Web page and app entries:
--
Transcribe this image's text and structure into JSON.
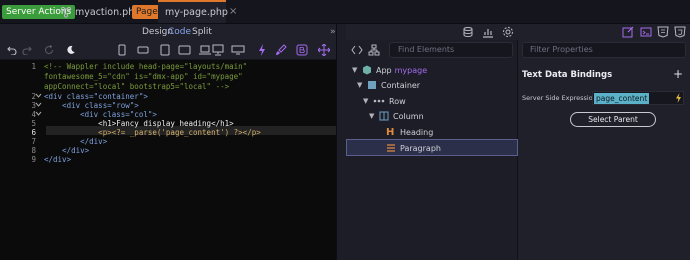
{
  "tabs": {
    "server_actions": "Server Actions",
    "myaction": "myaction.php",
    "pages": "Pages",
    "mypage": "my-page.php"
  },
  "view_tabs": {
    "design": "Design",
    "code": "Code",
    "split": "Split"
  },
  "editor": {
    "lines": [
      {
        "num": "1",
        "fold": "",
        "text": "<!-- Wappler include head-page=\"layouts/main\""
      },
      {
        "num": "",
        "fold": "",
        "text": "fontawesome_5=\"cdn\" is=\"dmx-app\" id=\"mypage\""
      },
      {
        "num": "",
        "fold": "",
        "text": "appConnect=\"local\" bootstrap5=\"local\" -->"
      },
      {
        "num": "2",
        "fold": "v",
        "text": "<div class=\"container\">"
      },
      {
        "num": "3",
        "fold": "v",
        "text": "    <div class=\"row\">"
      },
      {
        "num": "4",
        "fold": "v",
        "text": "        <div class=\"col\">"
      },
      {
        "num": "5",
        "fold": "",
        "text": "            <h1>Fancy display heading</h1>"
      },
      {
        "num": "6",
        "fold": "",
        "text": "            <p><?= _parse('page_content') ?></p>"
      },
      {
        "num": "7",
        "fold": "",
        "text": "        </div>"
      },
      {
        "num": "8",
        "fold": "",
        "text": "    </div>"
      },
      {
        "num": "9",
        "fold": "",
        "text": "</div>"
      }
    ]
  },
  "tree": {
    "search_placeholder": "Find Elements",
    "app_label": "App",
    "app_id": "mypage",
    "container": "Container",
    "row": "Row",
    "column": "Column",
    "heading": "Heading",
    "paragraph": "Paragraph"
  },
  "props": {
    "filter_placeholder": "Filter Properties",
    "section_title": "Text Data Bindings",
    "add_symbol": "+",
    "expr_label": "Server Side Expression",
    "expr_value": "page_content",
    "select_parent": "Select Parent"
  },
  "colors": {
    "accent": "#a56bf0",
    "server_badge": "#3b9c3b",
    "pages_badge": "#e0782c",
    "selection": "#2c2f4a",
    "binding_value_bg": "#5bb1c8",
    "lightning": "#f0c040"
  },
  "icons": [
    "undo-icon",
    "redo-icon",
    "refresh-icon",
    "moon-icon",
    "phone-icon",
    "phone-landscape-icon",
    "tablet-icon",
    "tablet-landscape-icon",
    "laptop-icon",
    "desktop-icon",
    "wide-screen-icon",
    "move-icon",
    "lightning-icon",
    "code-icon",
    "tree-icon",
    "database-icon",
    "settings-icon",
    "edit-icon",
    "terminal-icon",
    "css-icon",
    "html-icon"
  ]
}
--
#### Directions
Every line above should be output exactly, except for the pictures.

#### Task solution
Transcribe this image's text and structure into JSON.
{
  "tabs": {
    "server_actions": "Server Actions",
    "myaction": "myaction.php",
    "pages": "Pages",
    "mypage": "my-page.php"
  },
  "view_tabs": {
    "design": "Design",
    "code": "Code",
    "split": "Split"
  },
  "editor": {
    "lines": [
      {
        "num": "1",
        "fold": "",
        "text": "<!-- Wappler include head-page=\"layouts/main\""
      },
      {
        "num": "",
        "fold": "",
        "text": "fontawesome_5=\"cdn\" is=\"dmx-app\" id=\"mypage\""
      },
      {
        "num": "",
        "fold": "",
        "text": "appConnect=\"local\" bootstrap5=\"local\" -->"
      },
      {
        "num": "2",
        "fold": "v",
        "text": "<div class=\"container\">"
      },
      {
        "num": "3",
        "fold": "v",
        "text": "    <div class=\"row\">"
      },
      {
        "num": "4",
        "fold": "v",
        "text": "        <div class=\"col\">"
      },
      {
        "num": "5",
        "fold": "",
        "text": "            <h1>Fancy display heading</h1>"
      },
      {
        "num": "6",
        "fold": "",
        "text": "            <p><?= _parse('page_content') ?></p>"
      },
      {
        "num": "7",
        "fold": "",
        "text": "        </div>"
      },
      {
        "num": "8",
        "fold": "",
        "text": "    </div>"
      },
      {
        "num": "9",
        "fold": "",
        "text": "</div>"
      }
    ]
  },
  "tree": {
    "search_placeholder": "Find Elements",
    "app_label": "App",
    "app_id": "mypage",
    "container": "Container",
    "row": "Row",
    "column": "Column",
    "heading": "Heading",
    "paragraph": "Paragraph"
  },
  "props": {
    "filter_placeholder": "Filter Properties",
    "section_title": "Text Data Bindings",
    "add_symbol": "+",
    "expr_label": "Server Side Expression",
    "expr_value": "page_content",
    "select_parent": "Select Parent"
  },
  "colors": {
    "accent": "#a56bf0",
    "server_badge": "#3b9c3b",
    "pages_badge": "#e0782c",
    "selection": "#2c2f4a",
    "binding_value_bg": "#5bb1c8",
    "lightning": "#f0c040"
  },
  "icons": [
    "undo-icon",
    "redo-icon",
    "refresh-icon",
    "moon-icon",
    "phone-icon",
    "phone-landscape-icon",
    "tablet-icon",
    "tablet-landscape-icon",
    "laptop-icon",
    "desktop-icon",
    "wide-screen-icon",
    "move-icon",
    "lightning-icon",
    "code-icon",
    "tree-icon",
    "database-icon",
    "settings-icon",
    "edit-icon",
    "terminal-icon",
    "css-icon",
    "html-icon"
  ]
}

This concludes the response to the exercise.